Hailstorms can severely damage crops, automobiles, and roofs. Sometimes the swath can be so big you can see it on the ground from a satellite
Whether you've been following the Deepwater Horizon (BP) oil spill or not, if you like theater, have I got a show for you!
A friend turned me on to Macondo playing at the Guthrie theater through this weekend (last show is Sunday, Aug. 1st at 1:00pm). The play is A Guthrie Experience for Actors in Training production, so tickets are only $10/each. I've posted the Guthrie's description of the play below, but if you want more information or to reserve your tickets, click here.
"Macondo is a place of myth, a place where oil spills under and over water, creating a chain reaction that devastates human lives and animal habitats. It is also the name of the ruptured BP undersea oil field and oil well responsible for the current Gulf of Mexico spill. The gods awake from their slumber and intervene in this dramatically unfolding story that currently weaves itself through the fabric of our lives."

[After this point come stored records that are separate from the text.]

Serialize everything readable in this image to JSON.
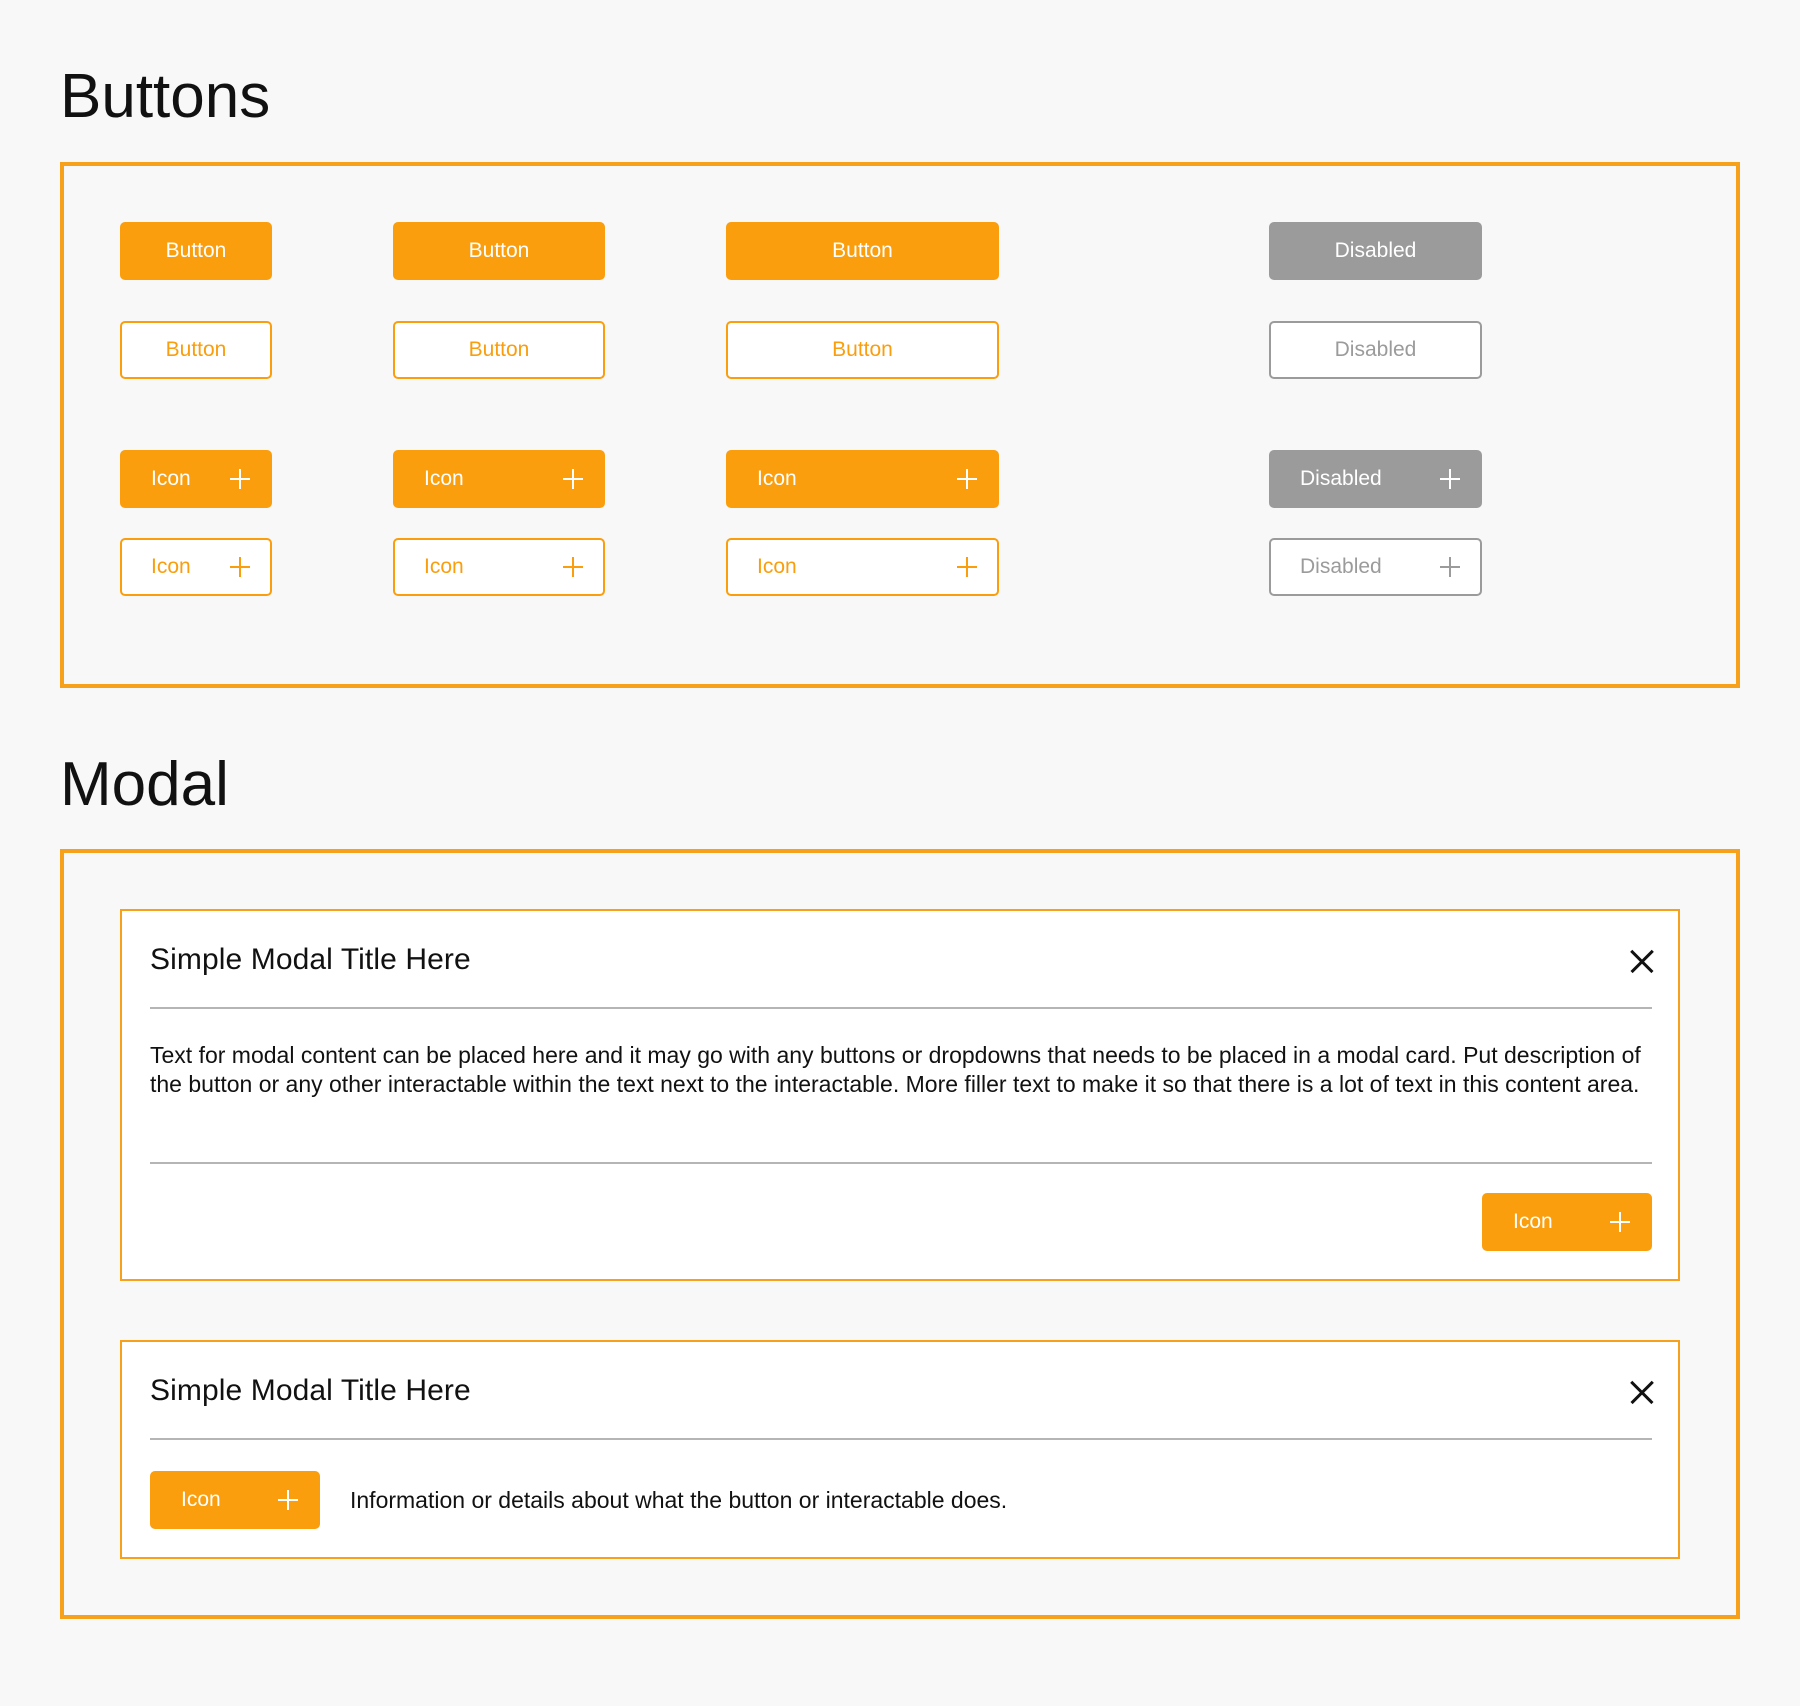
{
  "buttons_section": {
    "heading": "Buttons",
    "rows": {
      "solid": [
        "Button",
        "Button",
        "Button",
        "Disabled"
      ],
      "outline": [
        "Button",
        "Button",
        "Button",
        "Disabled"
      ],
      "solid_icon": [
        "Icon",
        "Icon",
        "Icon",
        "Disabled"
      ],
      "outline_icon": [
        "Icon",
        "Icon",
        "Icon",
        "Disabled"
      ]
    },
    "icon": "plus-icon"
  },
  "modal_section": {
    "heading": "Modal",
    "modal_1": {
      "title": "Simple Modal Title Here",
      "body": "Text for modal content can be placed here and it may go with any buttons or dropdowns that needs to be placed in a modal card. Put description of the button or any other interactable within the text next to the interactable. More filler text to make it so that there is a lot of text in this content area.",
      "button_label": "Icon",
      "close_icon": "close-icon"
    },
    "modal_2": {
      "title": "Simple Modal Title Here",
      "button_label": "Icon",
      "description": "Information or details about what the button or interactable does.",
      "close_icon": "close-icon"
    }
  },
  "colors": {
    "accent": "#fa9e0d",
    "border": "#f7a11a",
    "disabled": "#9b9b9b",
    "background": "#f8f8f8"
  }
}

The National Research Council’s conceptual framework which will guide the development of next generation standards for science education has just been released (today) for public comment.